▶ WHAT IS REQUIRED: Your reply should consist of one number: how many lines below contain "maintenance".

Items from a dataset:
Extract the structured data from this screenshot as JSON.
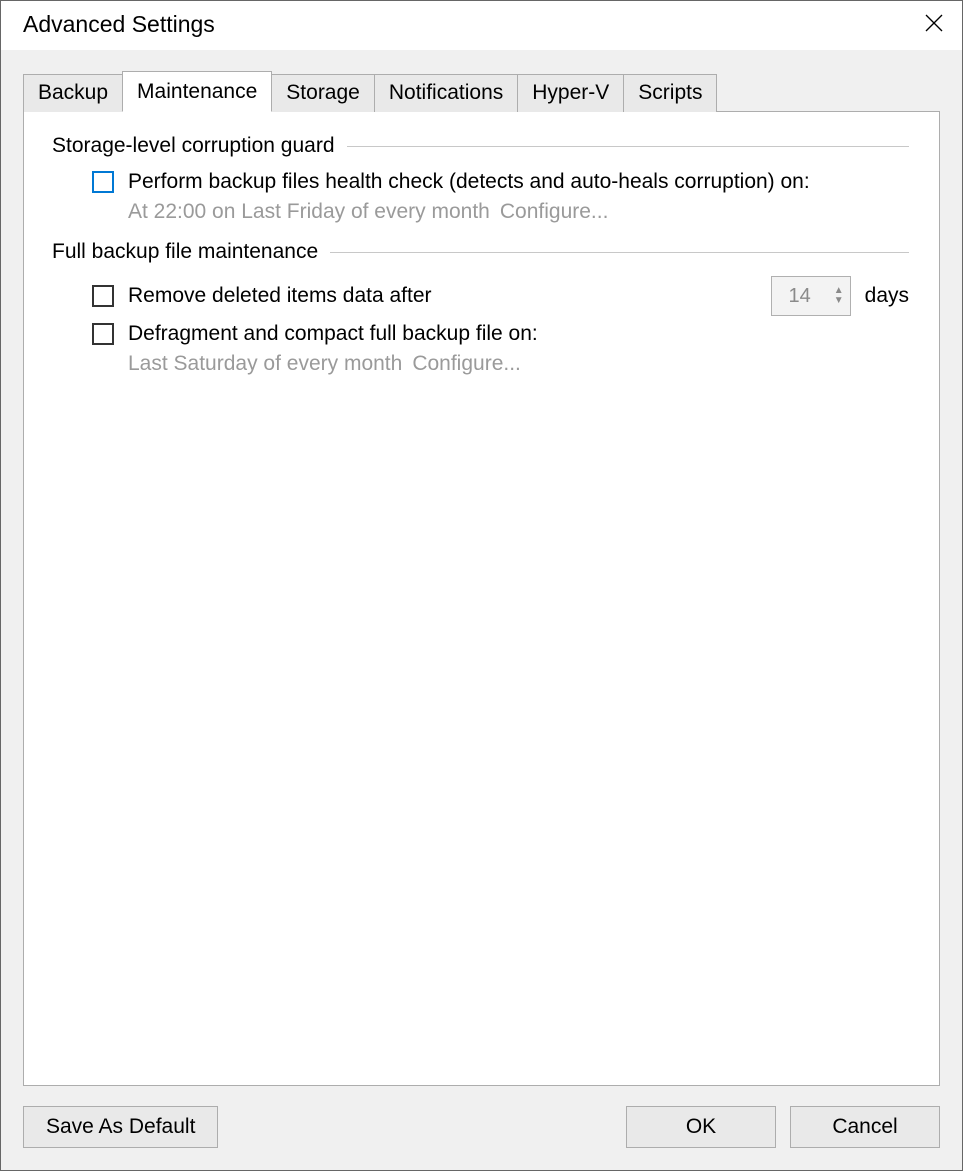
{
  "dialog": {
    "title": "Advanced Settings"
  },
  "tabs": {
    "backup": "Backup",
    "maintenance": "Maintenance",
    "storage": "Storage",
    "notifications": "Notifications",
    "hyperv": "Hyper-V",
    "scripts": "Scripts"
  },
  "maintenance": {
    "group1_title": "Storage-level corruption guard",
    "health_check_label": "Perform backup files health check (detects and auto-heals corruption) on:",
    "health_check_schedule": "At 22:00 on Last Friday of every month",
    "health_check_configure": "Configure...",
    "group2_title": "Full backup file maintenance",
    "remove_label": "Remove deleted items data after",
    "remove_days_value": "14",
    "remove_days_unit": "days",
    "defrag_label": "Defragment and compact full backup file on:",
    "defrag_schedule": "Last Saturday of every month",
    "defrag_configure": "Configure..."
  },
  "buttons": {
    "save_default": "Save As Default",
    "ok": "OK",
    "cancel": "Cancel"
  }
}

▶ SOLUTION TO THIS PROBLEM: 3